##### GIVEN RECORDS
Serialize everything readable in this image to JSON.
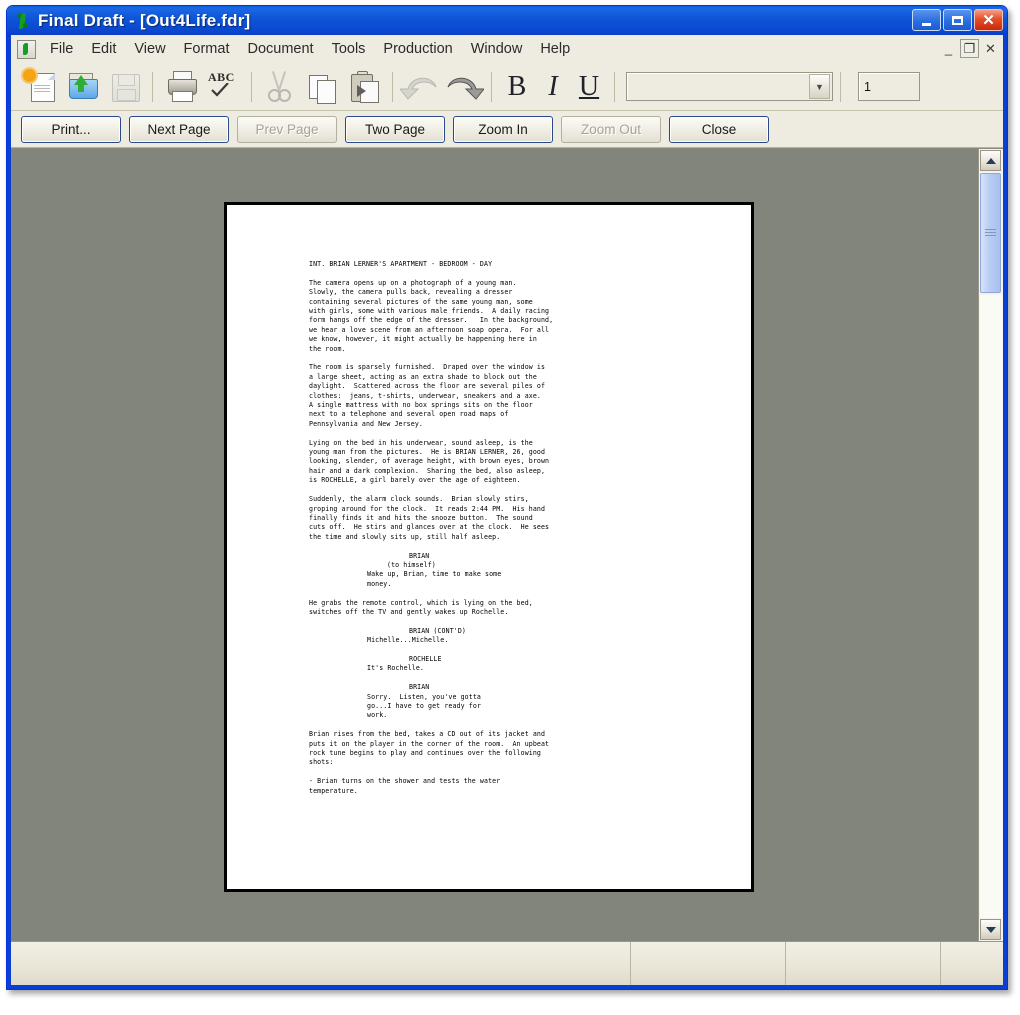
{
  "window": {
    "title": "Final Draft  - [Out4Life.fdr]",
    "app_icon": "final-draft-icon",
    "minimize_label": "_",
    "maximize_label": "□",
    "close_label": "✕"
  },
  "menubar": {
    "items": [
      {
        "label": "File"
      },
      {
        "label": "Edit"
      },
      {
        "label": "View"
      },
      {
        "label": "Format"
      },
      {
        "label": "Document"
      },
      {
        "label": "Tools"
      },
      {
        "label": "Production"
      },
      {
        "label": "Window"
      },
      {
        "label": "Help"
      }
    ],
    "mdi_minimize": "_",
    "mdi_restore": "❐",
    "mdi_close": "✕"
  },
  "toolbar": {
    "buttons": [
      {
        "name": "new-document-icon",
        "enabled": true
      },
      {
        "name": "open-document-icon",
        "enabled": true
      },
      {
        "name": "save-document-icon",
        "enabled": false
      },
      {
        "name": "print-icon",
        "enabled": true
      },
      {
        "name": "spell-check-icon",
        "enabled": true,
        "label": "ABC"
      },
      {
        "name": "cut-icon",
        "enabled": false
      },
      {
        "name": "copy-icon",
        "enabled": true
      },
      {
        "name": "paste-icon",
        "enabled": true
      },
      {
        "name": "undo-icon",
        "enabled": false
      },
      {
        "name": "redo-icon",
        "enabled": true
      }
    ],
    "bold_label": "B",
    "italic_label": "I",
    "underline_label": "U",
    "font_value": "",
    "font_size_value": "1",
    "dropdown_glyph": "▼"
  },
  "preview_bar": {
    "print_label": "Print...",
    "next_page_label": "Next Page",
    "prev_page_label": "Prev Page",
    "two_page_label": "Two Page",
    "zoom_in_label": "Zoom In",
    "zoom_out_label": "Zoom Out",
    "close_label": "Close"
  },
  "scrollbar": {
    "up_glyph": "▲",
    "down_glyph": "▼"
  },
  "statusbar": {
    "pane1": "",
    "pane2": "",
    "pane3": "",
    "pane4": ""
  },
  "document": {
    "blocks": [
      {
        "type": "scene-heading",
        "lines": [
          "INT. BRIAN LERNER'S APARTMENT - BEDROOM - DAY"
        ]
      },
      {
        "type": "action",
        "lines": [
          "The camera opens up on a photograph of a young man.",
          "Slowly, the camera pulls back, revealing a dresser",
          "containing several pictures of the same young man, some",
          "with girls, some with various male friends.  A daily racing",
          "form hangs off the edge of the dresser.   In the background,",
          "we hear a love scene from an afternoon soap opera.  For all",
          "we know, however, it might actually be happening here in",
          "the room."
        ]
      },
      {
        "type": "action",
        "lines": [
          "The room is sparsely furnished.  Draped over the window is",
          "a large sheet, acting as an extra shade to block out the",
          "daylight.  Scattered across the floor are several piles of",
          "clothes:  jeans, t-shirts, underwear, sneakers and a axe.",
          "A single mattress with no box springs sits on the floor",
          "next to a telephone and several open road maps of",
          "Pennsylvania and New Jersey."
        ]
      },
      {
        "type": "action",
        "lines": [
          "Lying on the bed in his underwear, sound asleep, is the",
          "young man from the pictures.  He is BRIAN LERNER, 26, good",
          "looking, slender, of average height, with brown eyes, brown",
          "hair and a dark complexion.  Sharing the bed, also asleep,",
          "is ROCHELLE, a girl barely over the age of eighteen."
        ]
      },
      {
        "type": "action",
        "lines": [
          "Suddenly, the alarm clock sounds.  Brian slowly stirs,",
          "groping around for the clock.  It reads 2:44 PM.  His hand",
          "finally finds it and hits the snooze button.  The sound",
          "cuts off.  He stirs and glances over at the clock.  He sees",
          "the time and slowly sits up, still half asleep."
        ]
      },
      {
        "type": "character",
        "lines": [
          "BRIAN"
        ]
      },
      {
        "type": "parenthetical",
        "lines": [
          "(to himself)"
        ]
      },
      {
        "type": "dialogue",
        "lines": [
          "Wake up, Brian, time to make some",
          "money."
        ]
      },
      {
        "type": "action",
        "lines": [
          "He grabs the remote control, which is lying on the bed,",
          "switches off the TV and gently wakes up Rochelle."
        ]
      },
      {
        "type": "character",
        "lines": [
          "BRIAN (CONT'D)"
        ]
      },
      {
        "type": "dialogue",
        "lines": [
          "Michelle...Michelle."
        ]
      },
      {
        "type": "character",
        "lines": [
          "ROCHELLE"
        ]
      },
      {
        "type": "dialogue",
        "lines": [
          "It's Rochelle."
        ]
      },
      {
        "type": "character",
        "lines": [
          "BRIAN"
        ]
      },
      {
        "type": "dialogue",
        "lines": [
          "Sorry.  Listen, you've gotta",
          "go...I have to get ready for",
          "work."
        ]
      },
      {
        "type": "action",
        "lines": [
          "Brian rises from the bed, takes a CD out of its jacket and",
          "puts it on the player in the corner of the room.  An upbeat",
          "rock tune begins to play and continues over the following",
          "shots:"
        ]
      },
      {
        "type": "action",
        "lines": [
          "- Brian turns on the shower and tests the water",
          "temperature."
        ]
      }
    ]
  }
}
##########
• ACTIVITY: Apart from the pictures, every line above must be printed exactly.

• WRITTEN RESPONSE:
Serialize everything readable in this image to JSON.
{
  "window": {
    "title": "Final Draft  - [Out4Life.fdr]",
    "app_icon": "final-draft-icon",
    "minimize_label": "_",
    "maximize_label": "□",
    "close_label": "✕"
  },
  "menubar": {
    "items": [
      {
        "label": "File"
      },
      {
        "label": "Edit"
      },
      {
        "label": "View"
      },
      {
        "label": "Format"
      },
      {
        "label": "Document"
      },
      {
        "label": "Tools"
      },
      {
        "label": "Production"
      },
      {
        "label": "Window"
      },
      {
        "label": "Help"
      }
    ],
    "mdi_minimize": "_",
    "mdi_restore": "❐",
    "mdi_close": "✕"
  },
  "toolbar": {
    "buttons": [
      {
        "name": "new-document-icon",
        "enabled": true
      },
      {
        "name": "open-document-icon",
        "enabled": true
      },
      {
        "name": "save-document-icon",
        "enabled": false
      },
      {
        "name": "print-icon",
        "enabled": true
      },
      {
        "name": "spell-check-icon",
        "enabled": true,
        "label": "ABC"
      },
      {
        "name": "cut-icon",
        "enabled": false
      },
      {
        "name": "copy-icon",
        "enabled": true
      },
      {
        "name": "paste-icon",
        "enabled": true
      },
      {
        "name": "undo-icon",
        "enabled": false
      },
      {
        "name": "redo-icon",
        "enabled": true
      }
    ],
    "bold_label": "B",
    "italic_label": "I",
    "underline_label": "U",
    "font_value": "",
    "font_size_value": "1",
    "dropdown_glyph": "▼"
  },
  "preview_bar": {
    "print_label": "Print...",
    "next_page_label": "Next Page",
    "prev_page_label": "Prev Page",
    "two_page_label": "Two Page",
    "zoom_in_label": "Zoom In",
    "zoom_out_label": "Zoom Out",
    "close_label": "Close"
  },
  "scrollbar": {
    "up_glyph": "▲",
    "down_glyph": "▼"
  },
  "statusbar": {
    "pane1": "",
    "pane2": "",
    "pane3": "",
    "pane4": ""
  },
  "document": {
    "blocks": [
      {
        "type": "scene-heading",
        "lines": [
          "INT. BRIAN LERNER'S APARTMENT - BEDROOM - DAY"
        ]
      },
      {
        "type": "action",
        "lines": [
          "The camera opens up on a photograph of a young man.",
          "Slowly, the camera pulls back, revealing a dresser",
          "containing several pictures of the same young man, some",
          "with girls, some with various male friends.  A daily racing",
          "form hangs off the edge of the dresser.   In the background,",
          "we hear a love scene from an afternoon soap opera.  For all",
          "we know, however, it might actually be happening here in",
          "the room."
        ]
      },
      {
        "type": "action",
        "lines": [
          "The room is sparsely furnished.  Draped over the window is",
          "a large sheet, acting as an extra shade to block out the",
          "daylight.  Scattered across the floor are several piles of",
          "clothes:  jeans, t-shirts, underwear, sneakers and a axe.",
          "A single mattress with no box springs sits on the floor",
          "next to a telephone and several open road maps of",
          "Pennsylvania and New Jersey."
        ]
      },
      {
        "type": "action",
        "lines": [
          "Lying on the bed in his underwear, sound asleep, is the",
          "young man from the pictures.  He is BRIAN LERNER, 26, good",
          "looking, slender, of average height, with brown eyes, brown",
          "hair and a dark complexion.  Sharing the bed, also asleep,",
          "is ROCHELLE, a girl barely over the age of eighteen."
        ]
      },
      {
        "type": "action",
        "lines": [
          "Suddenly, the alarm clock sounds.  Brian slowly stirs,",
          "groping around for the clock.  It reads 2:44 PM.  His hand",
          "finally finds it and hits the snooze button.  The sound",
          "cuts off.  He stirs and glances over at the clock.  He sees",
          "the time and slowly sits up, still half asleep."
        ]
      },
      {
        "type": "character",
        "lines": [
          "BRIAN"
        ]
      },
      {
        "type": "parenthetical",
        "lines": [
          "(to himself)"
        ]
      },
      {
        "type": "dialogue",
        "lines": [
          "Wake up, Brian, time to make some",
          "money."
        ]
      },
      {
        "type": "action",
        "lines": [
          "He grabs the remote control, which is lying on the bed,",
          "switches off the TV and gently wakes up Rochelle."
        ]
      },
      {
        "type": "character",
        "lines": [
          "BRIAN (CONT'D)"
        ]
      },
      {
        "type": "dialogue",
        "lines": [
          "Michelle...Michelle."
        ]
      },
      {
        "type": "character",
        "lines": [
          "ROCHELLE"
        ]
      },
      {
        "type": "dialogue",
        "lines": [
          "It's Rochelle."
        ]
      },
      {
        "type": "character",
        "lines": [
          "BRIAN"
        ]
      },
      {
        "type": "dialogue",
        "lines": [
          "Sorry.  Listen, you've gotta",
          "go...I have to get ready for",
          "work."
        ]
      },
      {
        "type": "action",
        "lines": [
          "Brian rises from the bed, takes a CD out of its jacket and",
          "puts it on the player in the corner of the room.  An upbeat",
          "rock tune begins to play and continues over the following",
          "shots:"
        ]
      },
      {
        "type": "action",
        "lines": [
          "- Brian turns on the shower and tests the water",
          "temperature."
        ]
      }
    ]
  }
}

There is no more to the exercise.